Chair and Walter Schroeder Professor
Department of Microbiology and Immunology
Dr. Kirby graduated from the University of Illinois at Urbana-Champaign in 1992 and received his PhD in Biochemistry from that institution in 1998. From 1998-2002, Dr. Kirby was a postdoctoral fellow in molecular cell biology at the University of California, Berkeley.
From 2002-2006, Dr. Kirby was Assistant Professor of Biology at the Georgia Institute of Technology. He was Associate Professor of Microbiology at the University of Iowa from 2007-2014, before being promoted to the rank of Professor. Additionally at the University of Iowa, Dr. Kirby was a faculty member in the Center for Biocatalysis and Bioengineering; Medical Scientist Training Program; Interdisciplinary Graduate Programs in Genetics and Informatics; Fraternal Order Eagles Diabetes Research Center; Sloan Center for Exemplary Mentoring; Interdisciplinary Institute for Human Genetics; Behavioral-Biomedical Interface Training Program; Department of Urology (where he also served as Director of Residents Research); and Obesity Research and Education Initiative.

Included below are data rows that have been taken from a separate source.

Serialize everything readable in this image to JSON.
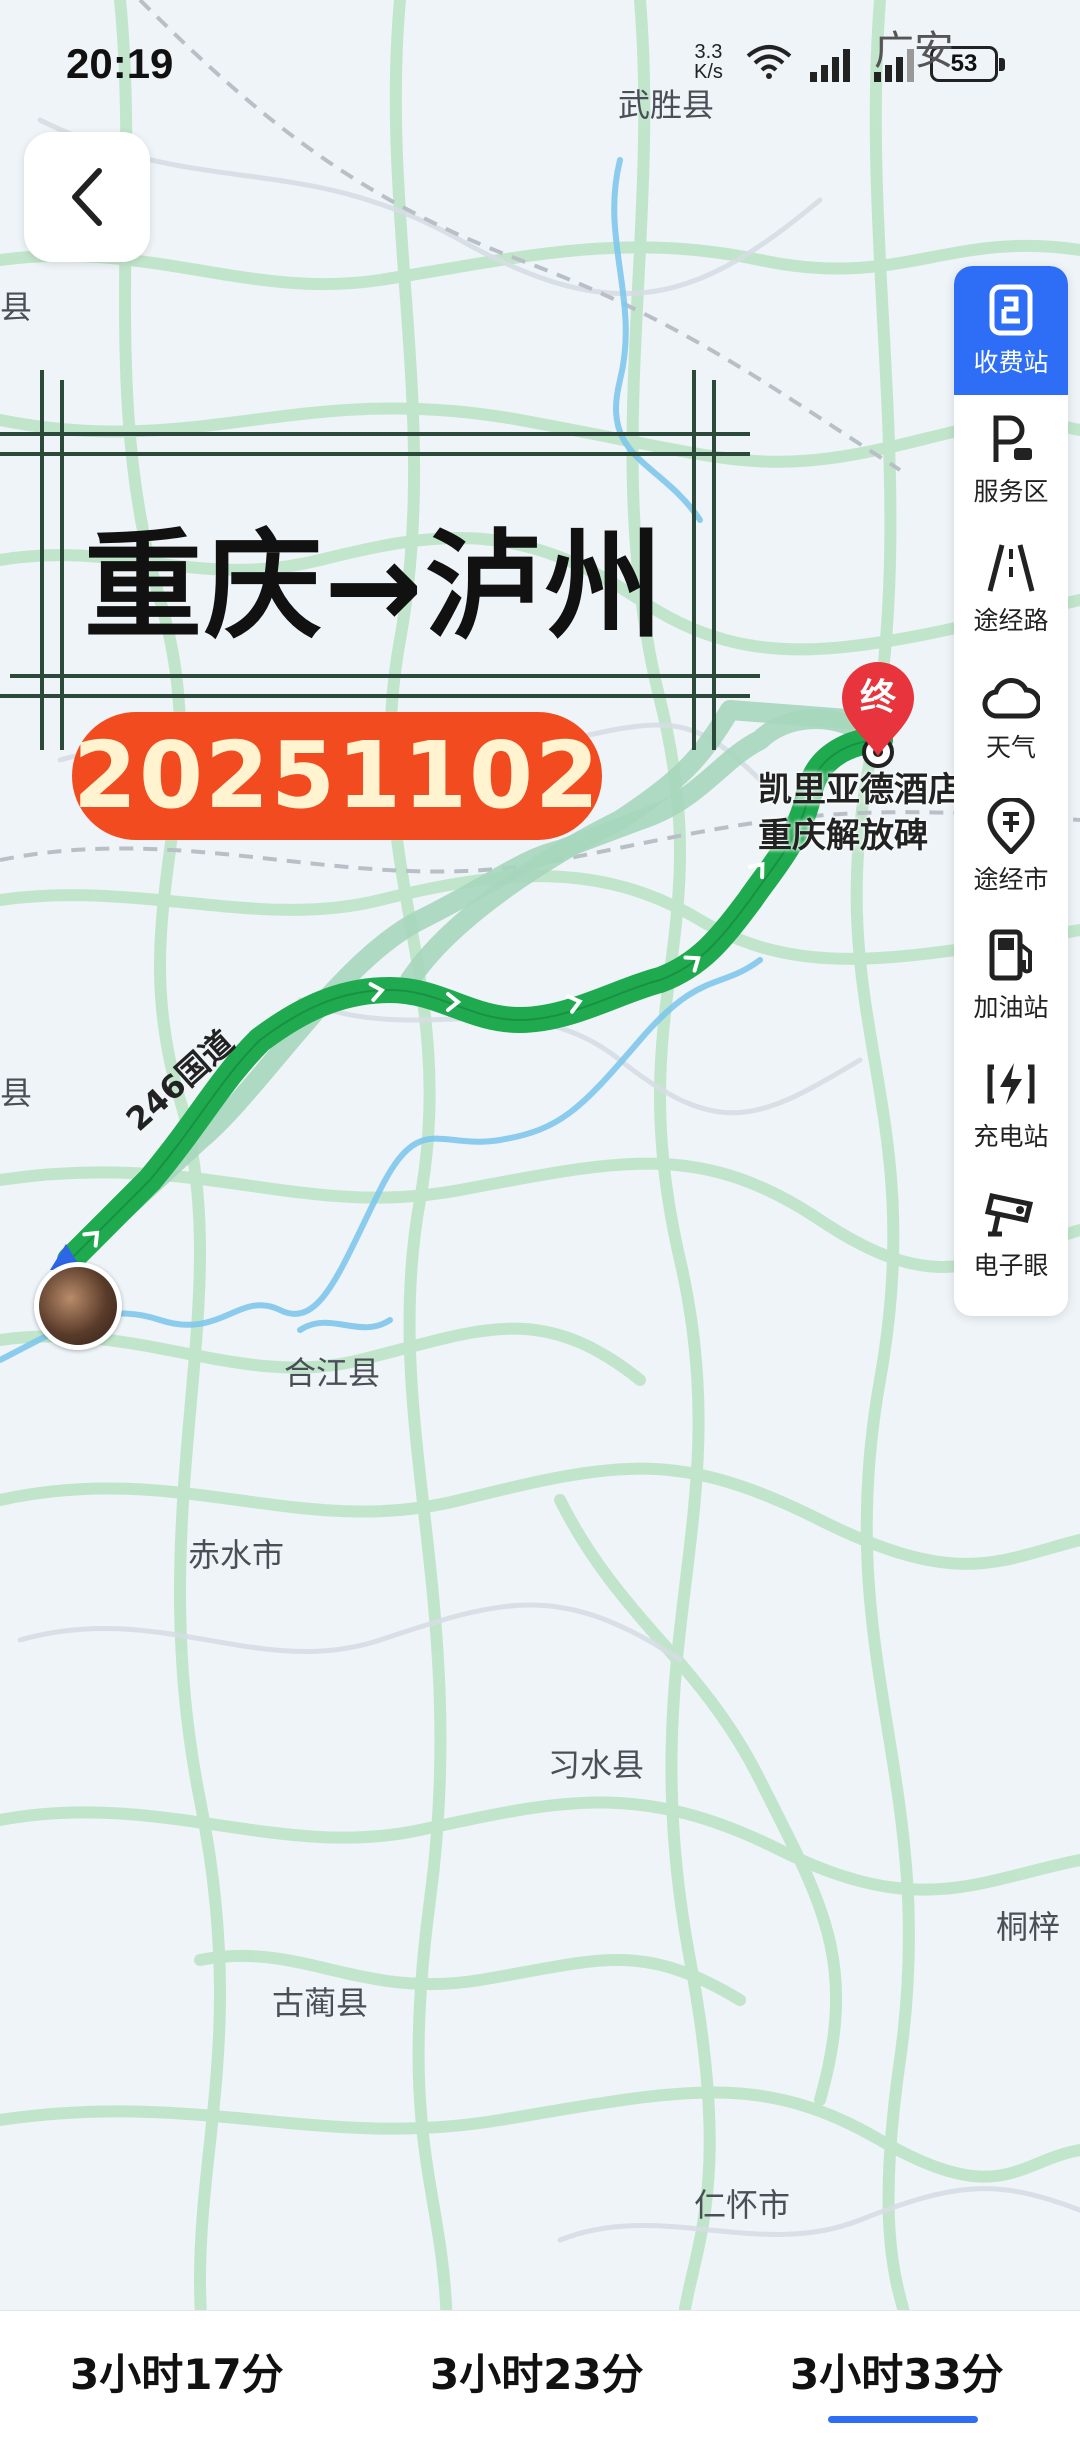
{
  "status": {
    "time": "20:19",
    "speed": "3.3",
    "speed_unit": "K/s",
    "battery": "53"
  },
  "title": {
    "text": "重庆→泸州",
    "date": "20251102"
  },
  "map": {
    "place_labels": [
      "武胜县",
      "岳县",
      "广安",
      "泸县",
      "合江县",
      "赤水市",
      "习水县",
      "古蔺县",
      "仁怀市",
      "桐梓"
    ],
    "destination": {
      "pin_label": "终",
      "name_line1": "凯里亚德酒店",
      "name_line2": "重庆解放碑"
    },
    "route_road": "246国道"
  },
  "sidebar": {
    "items": [
      {
        "label": "收费站",
        "icon": "toll-station-icon"
      },
      {
        "label": "服务区",
        "icon": "service-area-icon"
      },
      {
        "label": "途经路",
        "icon": "road-icon"
      },
      {
        "label": "天气",
        "icon": "weather-cloud-icon"
      },
      {
        "label": "途经市",
        "icon": "city-pin-icon"
      },
      {
        "label": "加油站",
        "icon": "gas-station-icon"
      },
      {
        "label": "充电站",
        "icon": "charging-station-icon"
      },
      {
        "label": "电子眼",
        "icon": "camera-icon"
      }
    ],
    "active_index": 0
  },
  "route_options": [
    {
      "label": "3小时17分"
    },
    {
      "label": "3小时23分"
    },
    {
      "label": "3小时33分",
      "selected": true
    }
  ],
  "colors": {
    "route_primary": "#1faa4f",
    "route_alt": "#a6d6bc",
    "accent": "#2e6ef6",
    "date_pill": "#f24b1f",
    "pin": "#e8343c"
  }
}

Dr. Kirby joined MCW as Professor and Chair of the Department of Microbiology and Immunology on January 1, 2017. He also holds the Walter Schroeder Professorship in Microbiology and Immunology.
Dr. Kirby’s major areas of research focus on signal transduction in diverse bacteria ranging from soil dwelling spore formers (Bacillus subtilis and Myxococcus xanthus) to biofilm forming pathogens, to microbial communities in the gut. Dr. Kirby is actively investigating interactions between M. xanthus and B. subtilis as a model for predator-prey interactions in vivo, primarily to assess the role of production of specialized metabolites, similar to antibiotics, on both sides of the predator-prey equation. Additionally, he has been examining the role of xenobiotics (antipsychotics, antihypertensives and antibiotics) for their capacity to disrupt the gut microbiota with deleterious consequences on metabolism.

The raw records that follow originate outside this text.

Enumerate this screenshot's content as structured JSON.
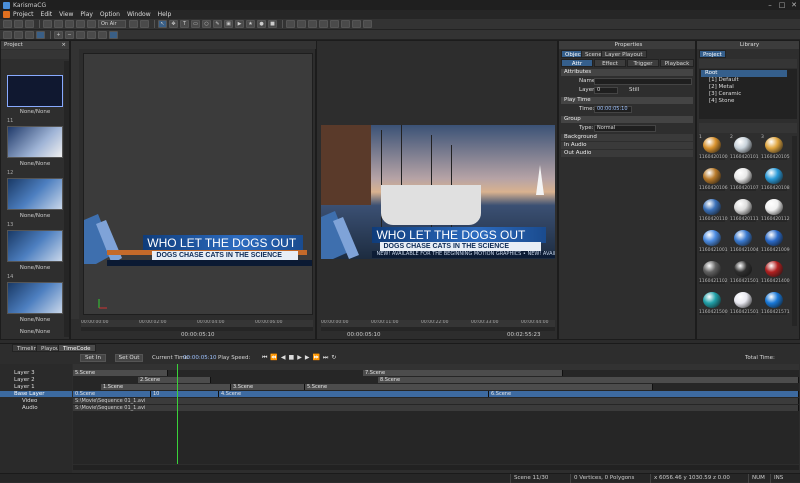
{
  "app": {
    "title": "KarismaCG"
  },
  "menu": [
    "Project",
    "Edit",
    "View",
    "Play",
    "Option",
    "Window",
    "Help"
  ],
  "toolbar": {
    "mode_select": "On Air"
  },
  "project_panel": {
    "title": "Project",
    "items": [
      {
        "num": "",
        "label": "None/None"
      },
      {
        "num": "11",
        "label": "None/None"
      },
      {
        "num": "12",
        "label": "None/None"
      },
      {
        "num": "13",
        "label": "None/None"
      },
      {
        "num": "14",
        "label": "None/None"
      },
      {
        "num": "",
        "label": "None/None"
      }
    ]
  },
  "viewport_left": {
    "headline": "WHO LET THE DOGS OUT",
    "subline": "DOGS CHASE CATS IN THE SCIENCE",
    "ruler_labels": [
      "00:00:00:00",
      "00:00:02:00",
      "00:00:04:00",
      "00:00:06:00",
      "00:00:08:00"
    ],
    "timecode": "00:00:05:10"
  },
  "viewport_right": {
    "headline": "WHO LET THE DOGS OUT",
    "subline": "DOGS CHASE CATS IN THE SCIENCE",
    "ticker": "NEW! AVAILABLE FOR THE BEGINNING MOTION GRAPHICS  • NEW! AVAILABLE",
    "ruler_labels": [
      "00:00:00:00",
      "00:00:11:00",
      "00:00:22:00",
      "00:00:33:00",
      "00:00:44:00"
    ],
    "timecode_left": "00:00:05:10",
    "timecode_right": "00:02:55:23"
  },
  "properties": {
    "title": "Properties",
    "tabs": [
      "Object",
      "Scene",
      "Layer Playout"
    ],
    "subtabs": [
      "Attr",
      "Effect",
      "Trigger",
      "Playback"
    ],
    "attributes": {
      "header": "Attributes",
      "name_label": "Name:",
      "name_value": "",
      "layer_label": "Layer:",
      "layer_value": "0",
      "still_label": "Still"
    },
    "play_time": {
      "header": "Play Time",
      "time_label": "Time:",
      "time_value": "00:00:05:10"
    },
    "group": {
      "header": "Group",
      "type_label": "Type:",
      "type_value": "Normal",
      "items": [
        "Background",
        "In Audio",
        "Out Audio"
      ]
    }
  },
  "library": {
    "title": "Library",
    "tab": "Project",
    "tree": [
      {
        "label": "Root",
        "root": true
      },
      {
        "label": "[1] Default"
      },
      {
        "label": "[2] Metal"
      },
      {
        "label": "[3] Ceramic"
      },
      {
        "label": "[4] Stone"
      }
    ],
    "materials": [
      {
        "num": "1",
        "label": "1160420100",
        "color": "#d8922e"
      },
      {
        "num": "2",
        "label": "1160420101",
        "color": "#c8d2da"
      },
      {
        "num": "3",
        "label": "1160420105",
        "color": "#e0a640"
      },
      {
        "num": "",
        "label": "1160420106",
        "color": "#b87a2a"
      },
      {
        "num": "",
        "label": "1160420107",
        "color": "#e8e8e8"
      },
      {
        "num": "",
        "label": "1160420108",
        "color": "#2a9ad8"
      },
      {
        "num": "",
        "label": "1160420110",
        "color": "#3a70b8"
      },
      {
        "num": "",
        "label": "1160420111",
        "color": "#dcdcdc"
      },
      {
        "num": "",
        "label": "1160420112",
        "color": "#f0f0f0"
      },
      {
        "num": "",
        "label": "1160421001",
        "color": "#4a8ae0"
      },
      {
        "num": "",
        "label": "1160421004",
        "color": "#3a7ad0"
      },
      {
        "num": "",
        "label": "1160421009",
        "color": "#2a6ac8"
      },
      {
        "num": "",
        "label": "1160421102",
        "color": "#606060"
      },
      {
        "num": "",
        "label": "1160421501",
        "color": "#2e2e2e"
      },
      {
        "num": "",
        "label": "1160421400",
        "color": "#b02020"
      },
      {
        "num": "",
        "label": "1160421500",
        "color": "#20a0a8"
      },
      {
        "num": "",
        "label": "1160421501",
        "color": "#e8e8f0"
      },
      {
        "num": "",
        "label": "1160421571",
        "color": "#1878d8"
      }
    ]
  },
  "timeline": {
    "tabs": [
      "Timeline",
      "Playout",
      "TimeCode"
    ],
    "set_in": "Set In",
    "set_out": "Set Out",
    "current_time_label": "Current Time:",
    "current_time_value": "00:00:05:10",
    "play_speed_label": "Play Speed:",
    "total_time_label": "Total Time:",
    "layers": [
      {
        "name": "Layer 3"
      },
      {
        "name": "Layer 2"
      },
      {
        "name": "Layer 1"
      },
      {
        "name": "Base Layer",
        "selected": true
      },
      {
        "name": "Video"
      },
      {
        "name": "Audio"
      }
    ],
    "clips": [
      {
        "row": 0,
        "start": 0,
        "end": 95,
        "label": "5.Scene",
        "style": "gray"
      },
      {
        "row": 0,
        "start": 290,
        "end": 490,
        "label": "7.Scene",
        "style": "gray"
      },
      {
        "row": 1,
        "start": 65,
        "end": 138,
        "label": "2.Scene",
        "style": "gray"
      },
      {
        "row": 1,
        "start": 305,
        "end": 726,
        "label": "8.Scene",
        "style": "gray"
      },
      {
        "row": 2,
        "start": 28,
        "end": 158,
        "label": "1.Scene",
        "style": "gray"
      },
      {
        "row": 2,
        "start": 158,
        "end": 232,
        "label": "3.Scene",
        "style": "gray"
      },
      {
        "row": 2,
        "start": 232,
        "end": 580,
        "label": "5.Scene",
        "style": "gray"
      },
      {
        "row": 3,
        "start": 0,
        "end": 78,
        "label": "0.Scene",
        "style": "blue"
      },
      {
        "row": 3,
        "start": 78,
        "end": 146,
        "label": "10",
        "style": "blue"
      },
      {
        "row": 3,
        "start": 146,
        "end": 416,
        "label": "4.Scene",
        "style": "blue"
      },
      {
        "row": 3,
        "start": 416,
        "end": 726,
        "label": "6.Scene",
        "style": "blue"
      },
      {
        "row": 4,
        "start": 0,
        "end": 726,
        "label": "S:\\Movie\\Sequence 01_1.avi",
        "style": "file"
      },
      {
        "row": 5,
        "start": 0,
        "end": 726,
        "label": "S:\\Movie\\Sequence 01_1.avi",
        "style": "file"
      }
    ]
  },
  "status": {
    "scene": "Scene 11/30",
    "geometry": "0 Vertices, 0 Polygons",
    "coords": "x 6056.46  y 1030.59  z 0.00",
    "num": "NUM",
    "ins": "INS"
  }
}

Dr. Kirby has held numerous professional positions. Since 1997, he has been a member of the American Society of Microbiology; from 2006-2007, he was Division Chair, American Society for Microbiology: Cell and Structural Biology, and served as the Division Advisor from 2007-2008. He was an Instructor at the Cold Spring Harbor Laboratory: Advanced Bacterial Genetics from 2006-2010. He also serves as Science Advisor for Hennepin Life Sciences, Academic Editor for PLOS ONE, and Chair of the GRC on Sensory Transduction in Microorganisms. Additionally, Dr. Kirby serves on the Editorial Advisory Boards of Molecular Microbiology and Frontiers in Microbiology.
Dr. Kirby has been significantly involved in undergraduate, medical student, graduate and postdoctoral education, including serving as a thesis advisor and on thesis committees in anatomy and cell biology, biochemistry, bioinformatics, biology, epidemiology, genetics and microbiology. He also continues to serve as a mentor to faculty members at other institutions around the country.
Dr. Kirby has participated in approximately 130 invited lectures, workshops and presentations, both nationally and internationally. His bibliography includes more than 50 articles and book chapters. His work has been reproduced in several textbooks and received recognition in the press, including the New York Times, Popular Science and Nature Reviews.